• [Work to complete]:
Look through the records below and state how many lines carry the string "modelo", adding nothing.

• [Extracted data]:
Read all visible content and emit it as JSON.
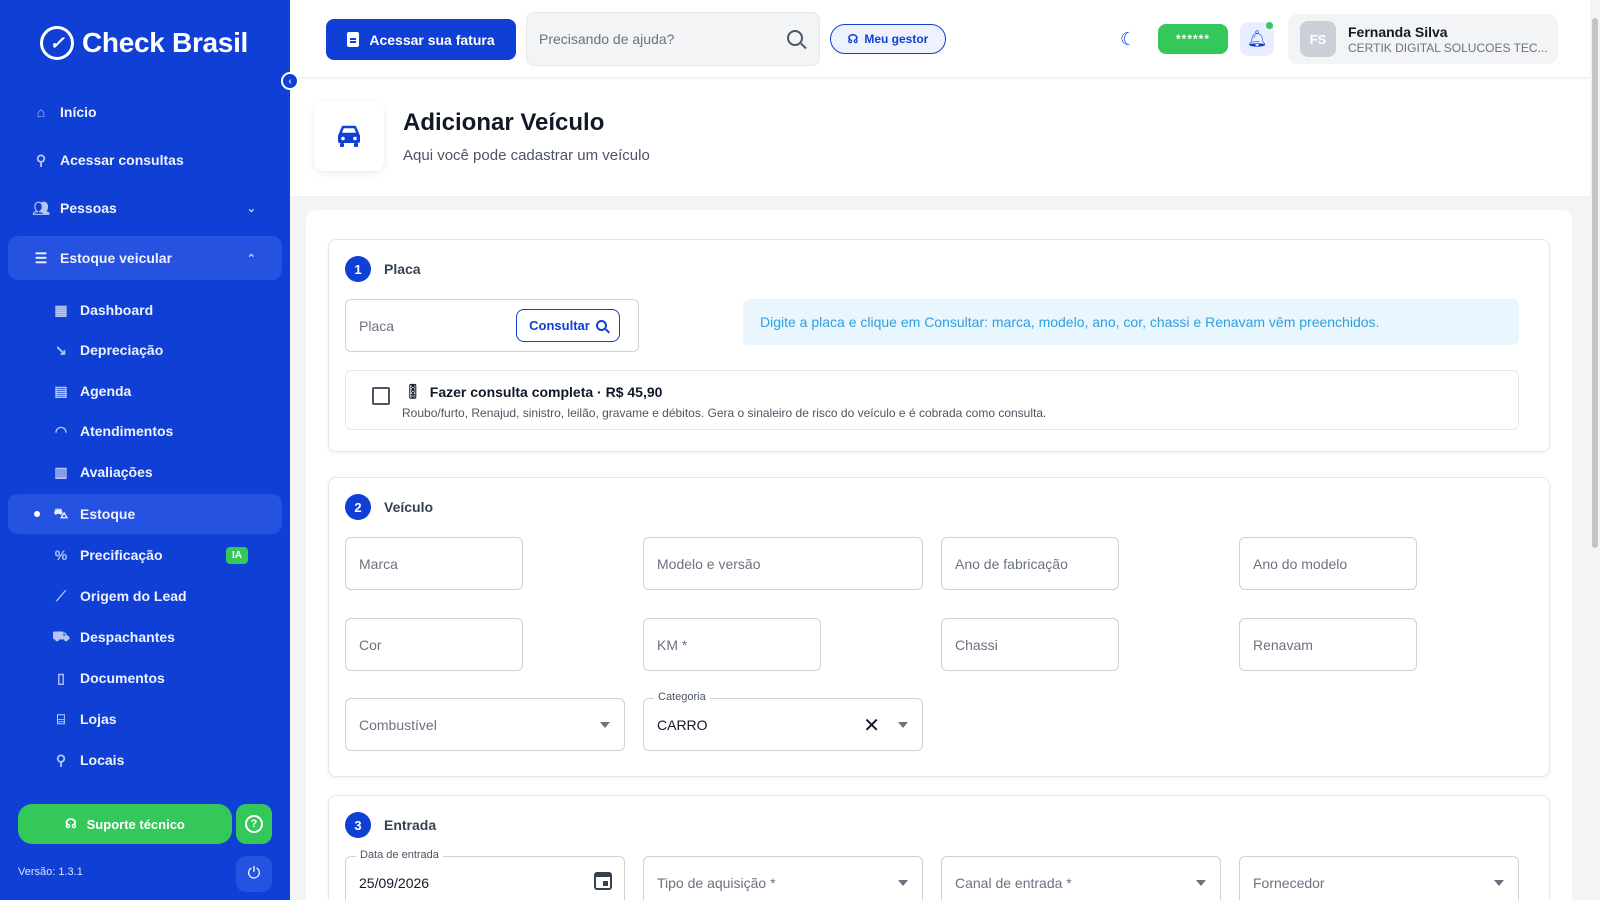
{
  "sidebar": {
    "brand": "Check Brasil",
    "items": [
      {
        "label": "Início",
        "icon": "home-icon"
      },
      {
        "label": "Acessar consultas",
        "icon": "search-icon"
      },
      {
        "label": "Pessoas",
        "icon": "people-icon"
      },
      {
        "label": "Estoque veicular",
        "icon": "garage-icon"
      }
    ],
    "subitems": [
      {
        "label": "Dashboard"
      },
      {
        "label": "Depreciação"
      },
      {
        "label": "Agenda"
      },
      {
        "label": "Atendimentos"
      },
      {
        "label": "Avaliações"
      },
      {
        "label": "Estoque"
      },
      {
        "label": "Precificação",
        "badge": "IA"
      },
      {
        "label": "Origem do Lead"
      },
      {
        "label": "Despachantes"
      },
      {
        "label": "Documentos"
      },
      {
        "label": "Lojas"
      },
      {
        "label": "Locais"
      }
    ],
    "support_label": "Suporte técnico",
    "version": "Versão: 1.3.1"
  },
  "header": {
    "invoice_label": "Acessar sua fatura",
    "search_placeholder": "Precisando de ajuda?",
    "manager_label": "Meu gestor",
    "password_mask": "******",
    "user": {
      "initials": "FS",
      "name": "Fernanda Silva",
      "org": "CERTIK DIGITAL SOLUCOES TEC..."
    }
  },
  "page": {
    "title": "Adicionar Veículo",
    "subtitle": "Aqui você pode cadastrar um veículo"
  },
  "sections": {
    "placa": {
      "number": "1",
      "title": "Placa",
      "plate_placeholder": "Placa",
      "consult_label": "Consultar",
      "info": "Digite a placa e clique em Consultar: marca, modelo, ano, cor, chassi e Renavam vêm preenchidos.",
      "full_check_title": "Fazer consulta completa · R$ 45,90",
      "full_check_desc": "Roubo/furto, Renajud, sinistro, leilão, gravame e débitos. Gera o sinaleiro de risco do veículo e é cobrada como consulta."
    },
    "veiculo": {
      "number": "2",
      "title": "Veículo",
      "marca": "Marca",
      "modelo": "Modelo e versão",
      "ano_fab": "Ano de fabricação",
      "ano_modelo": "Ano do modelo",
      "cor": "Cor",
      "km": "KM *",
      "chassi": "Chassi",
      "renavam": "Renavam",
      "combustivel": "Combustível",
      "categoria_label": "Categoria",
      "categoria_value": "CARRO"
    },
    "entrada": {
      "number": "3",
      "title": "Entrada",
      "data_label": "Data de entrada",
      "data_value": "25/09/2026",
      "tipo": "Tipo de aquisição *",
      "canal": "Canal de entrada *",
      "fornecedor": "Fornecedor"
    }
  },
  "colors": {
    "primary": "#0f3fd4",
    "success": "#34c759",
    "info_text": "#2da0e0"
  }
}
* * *
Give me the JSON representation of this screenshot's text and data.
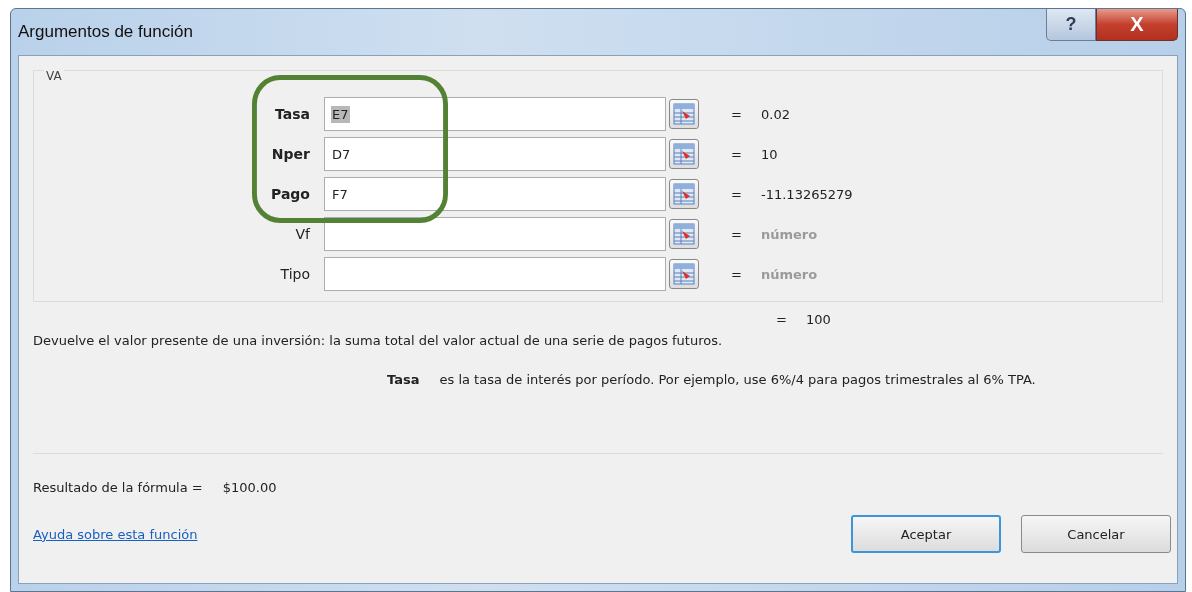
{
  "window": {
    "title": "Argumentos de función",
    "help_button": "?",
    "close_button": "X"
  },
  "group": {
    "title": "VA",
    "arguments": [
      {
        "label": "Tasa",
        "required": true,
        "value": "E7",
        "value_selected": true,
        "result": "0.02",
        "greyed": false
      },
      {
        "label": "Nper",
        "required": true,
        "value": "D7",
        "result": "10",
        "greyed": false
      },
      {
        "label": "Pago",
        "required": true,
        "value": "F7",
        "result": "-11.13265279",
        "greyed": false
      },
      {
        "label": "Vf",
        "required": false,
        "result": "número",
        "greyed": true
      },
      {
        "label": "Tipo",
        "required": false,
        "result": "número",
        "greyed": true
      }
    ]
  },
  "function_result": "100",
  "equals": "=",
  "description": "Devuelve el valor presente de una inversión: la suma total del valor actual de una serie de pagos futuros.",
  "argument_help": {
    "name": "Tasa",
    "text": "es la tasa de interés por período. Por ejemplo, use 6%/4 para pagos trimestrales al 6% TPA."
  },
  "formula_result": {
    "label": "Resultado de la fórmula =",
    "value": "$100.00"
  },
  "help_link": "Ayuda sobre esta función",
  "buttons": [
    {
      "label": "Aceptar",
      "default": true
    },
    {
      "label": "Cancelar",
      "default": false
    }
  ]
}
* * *
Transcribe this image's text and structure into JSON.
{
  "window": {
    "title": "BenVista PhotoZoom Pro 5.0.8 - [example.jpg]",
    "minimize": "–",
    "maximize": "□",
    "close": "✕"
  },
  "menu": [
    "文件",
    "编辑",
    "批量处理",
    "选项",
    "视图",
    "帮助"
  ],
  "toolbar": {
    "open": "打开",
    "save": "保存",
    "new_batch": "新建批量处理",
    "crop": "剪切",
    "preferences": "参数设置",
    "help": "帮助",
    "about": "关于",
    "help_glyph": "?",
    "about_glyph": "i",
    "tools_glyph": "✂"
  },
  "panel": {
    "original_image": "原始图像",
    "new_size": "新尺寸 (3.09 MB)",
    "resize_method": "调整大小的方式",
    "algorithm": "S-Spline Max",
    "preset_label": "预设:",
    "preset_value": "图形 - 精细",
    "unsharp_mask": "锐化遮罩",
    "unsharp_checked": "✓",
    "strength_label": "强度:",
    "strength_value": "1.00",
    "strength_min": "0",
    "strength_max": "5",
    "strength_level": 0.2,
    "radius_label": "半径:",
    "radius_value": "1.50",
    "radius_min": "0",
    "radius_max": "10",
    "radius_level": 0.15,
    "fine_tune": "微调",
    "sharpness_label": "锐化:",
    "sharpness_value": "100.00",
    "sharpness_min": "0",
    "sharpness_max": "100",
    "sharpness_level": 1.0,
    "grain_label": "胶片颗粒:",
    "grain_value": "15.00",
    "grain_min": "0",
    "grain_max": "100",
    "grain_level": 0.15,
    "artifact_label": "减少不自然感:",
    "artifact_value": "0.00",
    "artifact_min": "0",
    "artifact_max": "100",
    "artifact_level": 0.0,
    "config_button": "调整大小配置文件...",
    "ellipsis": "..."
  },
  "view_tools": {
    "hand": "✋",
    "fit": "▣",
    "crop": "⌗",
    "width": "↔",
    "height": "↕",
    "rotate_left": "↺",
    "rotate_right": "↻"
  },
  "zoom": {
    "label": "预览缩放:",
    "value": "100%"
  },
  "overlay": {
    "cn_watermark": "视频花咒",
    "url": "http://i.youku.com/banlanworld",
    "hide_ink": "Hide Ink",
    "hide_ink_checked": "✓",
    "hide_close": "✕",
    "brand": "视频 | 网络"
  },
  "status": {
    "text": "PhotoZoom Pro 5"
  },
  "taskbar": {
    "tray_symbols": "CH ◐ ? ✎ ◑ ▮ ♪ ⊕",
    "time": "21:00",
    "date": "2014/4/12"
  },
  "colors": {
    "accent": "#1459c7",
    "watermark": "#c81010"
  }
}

• [Answer to this problem]:
3